"In the year 1854, the first year of Mr. Spurgeon in London, cholera raged in the locality of his church, and the neighbourhood where he resided. The parochial authorities were very thoughtful for the poor, and caused bills to be placed at the corners of the streets headed CHOLERA--in large type--informing the public where advice and medicines would be supplied gratis. At that time, I lived in the Great Dover Road, and Mr. Spurgeon lived a little further towards Greenwich, in Virginia Terrace. Seeing the bills above-named at every turning, I was forcibly impressed that they were very much calculated to terrify the people With the concurrence of a friend, I procured one, and wrote in the centre these words: 'Because thou hast made the Lord, which is my refuge, even the Most High, thy habitation; there shall no evil befall thee, neither shall any plague come nigh thy dwelling.' This bill I placed in my shop-window, hundreds read it, and I am not aware of one jeer or improper remark--so subdued and solemnized were the people by the awful visitation. Among the readers of the bill, was Mr. Spurgeon."]
During that epidemic of cholera, though I had many engagements in the country, I gave them up that I might remain in London to visit the sick and the dying. I felt that it was my duty to be on the spot in such a time of disease and death and sorrow. One Monday morning, I was awakened, about three o'clock, by a sharp ring of the door-bell. I was urged, without delay, to visit a house not very far from London Bridge. I went; and up two pairs of stairs I was shown into a room, the only occupants of which were a nurse and a dying man. "Oh, sir!" exclaimed the nurse, as I entered, "about half-an-hour ago, Mr. So- and-so begged me to send for you." "What does he want," I asked. "He is dying, sir," she replied. I said, "Yes, I see that he is; what sort of a man was he?" The nurse answered, "He came home from Brighten, last night, sir; he had been out all day. I looked for a Bible, sir, but there is not one in the house . I hope you have brought one with you." "Oh" I said, "a Bible would be of no use to him now. If he could understand me, I could tell him the way of salvation in the very words of Scripture." I stood by his side, and spoke to him, but he gave me no answer. I spoke again, but the only consciousness he had was a foreboding of terror, mingled with the stupor of approaching death. Soon, even that was gone, for sense had fled, and I stood there, a few minutes, sighing with the poor woman who had watched over him, and altogether hopeless about his soul. Gazing at his face, I perceived that he was dead, and that his soul had departed.

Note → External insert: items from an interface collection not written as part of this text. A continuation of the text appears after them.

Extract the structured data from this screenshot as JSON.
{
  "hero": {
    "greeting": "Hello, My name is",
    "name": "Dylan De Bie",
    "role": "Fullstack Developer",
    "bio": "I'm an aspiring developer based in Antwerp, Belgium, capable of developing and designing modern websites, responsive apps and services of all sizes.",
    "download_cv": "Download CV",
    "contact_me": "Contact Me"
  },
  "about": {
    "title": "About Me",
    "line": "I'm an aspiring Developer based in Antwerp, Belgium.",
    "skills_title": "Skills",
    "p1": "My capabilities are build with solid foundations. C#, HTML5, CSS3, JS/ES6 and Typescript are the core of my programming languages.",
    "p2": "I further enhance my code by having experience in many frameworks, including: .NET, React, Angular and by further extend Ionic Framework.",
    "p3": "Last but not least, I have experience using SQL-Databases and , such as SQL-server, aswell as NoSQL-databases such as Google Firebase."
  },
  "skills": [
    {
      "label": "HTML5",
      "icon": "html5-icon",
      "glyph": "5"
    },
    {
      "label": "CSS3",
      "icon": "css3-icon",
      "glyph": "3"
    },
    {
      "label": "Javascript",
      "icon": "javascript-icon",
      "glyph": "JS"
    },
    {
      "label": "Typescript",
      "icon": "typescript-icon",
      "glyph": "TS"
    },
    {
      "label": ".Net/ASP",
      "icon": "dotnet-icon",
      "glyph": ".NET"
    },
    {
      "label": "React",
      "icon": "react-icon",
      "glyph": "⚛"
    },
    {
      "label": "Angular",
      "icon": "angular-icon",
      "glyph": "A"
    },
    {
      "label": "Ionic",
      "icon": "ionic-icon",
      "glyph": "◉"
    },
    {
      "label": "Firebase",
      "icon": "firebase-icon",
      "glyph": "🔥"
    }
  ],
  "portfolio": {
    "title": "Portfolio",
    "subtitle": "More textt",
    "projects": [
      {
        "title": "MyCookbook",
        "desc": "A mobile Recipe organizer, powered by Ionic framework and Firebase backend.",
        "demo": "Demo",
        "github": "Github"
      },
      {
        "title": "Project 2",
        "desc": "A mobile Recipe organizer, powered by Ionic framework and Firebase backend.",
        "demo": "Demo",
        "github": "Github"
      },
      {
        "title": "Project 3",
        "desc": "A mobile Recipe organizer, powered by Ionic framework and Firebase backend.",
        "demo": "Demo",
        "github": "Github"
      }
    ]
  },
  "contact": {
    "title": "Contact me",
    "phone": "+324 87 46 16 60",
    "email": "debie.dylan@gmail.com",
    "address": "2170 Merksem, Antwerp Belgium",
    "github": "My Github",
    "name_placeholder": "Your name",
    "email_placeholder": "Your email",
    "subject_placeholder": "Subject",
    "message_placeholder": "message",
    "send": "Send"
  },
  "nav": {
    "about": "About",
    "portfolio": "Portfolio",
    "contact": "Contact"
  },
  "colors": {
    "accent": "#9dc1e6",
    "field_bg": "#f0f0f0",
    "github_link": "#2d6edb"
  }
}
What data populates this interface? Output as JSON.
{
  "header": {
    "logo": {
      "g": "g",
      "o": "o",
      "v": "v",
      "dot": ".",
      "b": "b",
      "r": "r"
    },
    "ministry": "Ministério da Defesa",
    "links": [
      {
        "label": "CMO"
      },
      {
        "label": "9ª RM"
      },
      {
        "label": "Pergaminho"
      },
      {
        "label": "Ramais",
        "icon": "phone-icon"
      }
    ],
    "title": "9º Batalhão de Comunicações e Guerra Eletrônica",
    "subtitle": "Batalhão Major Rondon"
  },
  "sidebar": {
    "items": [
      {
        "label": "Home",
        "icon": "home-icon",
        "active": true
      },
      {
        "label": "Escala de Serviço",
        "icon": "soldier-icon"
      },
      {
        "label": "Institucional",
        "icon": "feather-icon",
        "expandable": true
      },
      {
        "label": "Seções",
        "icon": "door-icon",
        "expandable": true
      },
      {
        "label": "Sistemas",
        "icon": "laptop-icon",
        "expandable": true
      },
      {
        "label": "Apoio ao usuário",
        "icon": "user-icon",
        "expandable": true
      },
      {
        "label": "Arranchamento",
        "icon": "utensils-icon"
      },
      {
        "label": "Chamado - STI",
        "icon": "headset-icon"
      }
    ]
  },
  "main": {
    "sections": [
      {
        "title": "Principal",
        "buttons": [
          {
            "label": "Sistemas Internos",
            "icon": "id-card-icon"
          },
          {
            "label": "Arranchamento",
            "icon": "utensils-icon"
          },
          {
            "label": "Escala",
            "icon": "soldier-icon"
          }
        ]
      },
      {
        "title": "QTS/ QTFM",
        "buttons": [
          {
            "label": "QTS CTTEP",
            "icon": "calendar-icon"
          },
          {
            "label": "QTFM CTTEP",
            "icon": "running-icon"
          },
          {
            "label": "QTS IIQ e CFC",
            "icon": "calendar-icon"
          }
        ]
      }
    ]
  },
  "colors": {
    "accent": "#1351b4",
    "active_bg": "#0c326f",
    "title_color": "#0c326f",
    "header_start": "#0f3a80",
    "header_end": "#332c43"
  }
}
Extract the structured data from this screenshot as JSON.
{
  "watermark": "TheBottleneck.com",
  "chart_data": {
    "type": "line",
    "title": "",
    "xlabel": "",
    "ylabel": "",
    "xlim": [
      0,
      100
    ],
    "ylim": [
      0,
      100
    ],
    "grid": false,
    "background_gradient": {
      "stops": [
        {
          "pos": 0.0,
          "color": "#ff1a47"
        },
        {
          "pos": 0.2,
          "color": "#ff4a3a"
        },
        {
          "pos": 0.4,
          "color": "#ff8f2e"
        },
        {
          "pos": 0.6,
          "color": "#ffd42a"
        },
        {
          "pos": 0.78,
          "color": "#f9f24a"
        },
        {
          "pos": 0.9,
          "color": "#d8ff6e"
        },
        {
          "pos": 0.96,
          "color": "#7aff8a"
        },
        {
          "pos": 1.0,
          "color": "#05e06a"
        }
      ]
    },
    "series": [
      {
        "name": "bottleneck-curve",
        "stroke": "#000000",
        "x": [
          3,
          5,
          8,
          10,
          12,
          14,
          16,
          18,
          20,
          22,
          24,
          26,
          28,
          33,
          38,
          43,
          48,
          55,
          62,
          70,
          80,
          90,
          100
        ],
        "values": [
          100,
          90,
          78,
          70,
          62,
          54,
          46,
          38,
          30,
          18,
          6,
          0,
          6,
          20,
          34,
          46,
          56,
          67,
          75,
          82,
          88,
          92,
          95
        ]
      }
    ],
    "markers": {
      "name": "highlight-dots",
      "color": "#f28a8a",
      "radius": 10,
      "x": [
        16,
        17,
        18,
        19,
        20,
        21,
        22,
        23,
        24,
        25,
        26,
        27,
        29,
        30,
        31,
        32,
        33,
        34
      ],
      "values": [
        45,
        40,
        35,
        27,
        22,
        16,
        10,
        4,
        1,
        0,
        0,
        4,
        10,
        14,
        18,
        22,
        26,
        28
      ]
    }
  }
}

That man, in his lifetime, had been wont to jeer at me. In strong language, he had often denounced me as a hypocrite. Yet he was no sooner smitten by the darts of death than he sought my presence and counsel, no doubt feeling in his heart that I was a servant of God, though he did not care to own it with his lips. There I stood, unable to help him. Promptly as I had responded to his call, what could I do but look at his corpse, and mourn over a lost soul? He had, when in health, wickedly refused Christ, yet in his death-agony he had superstitiously sent for me. Too late, he sighed for the ministry of reconciliation, and sought to enter in at the closed door, but he was not able. There was no space left him then for repentance, for he had wasted the opportunities which God had long granted to him. I went home, and was soon called away again; that time, to see a young woman. She also was in the last extremity, but it was a fair, fair sight. She was singing--though she knew she was dying--and talking to those round about her, telling her brothers and sisters to follow her to Heaven, bidding good-bye to her father, and all the while smiling as if it had been her marriage day. She was happy and blessed. I never saw more conspicuously in my life, than I did that morning, the difference there is between one who feareth God and one who feareth Him not.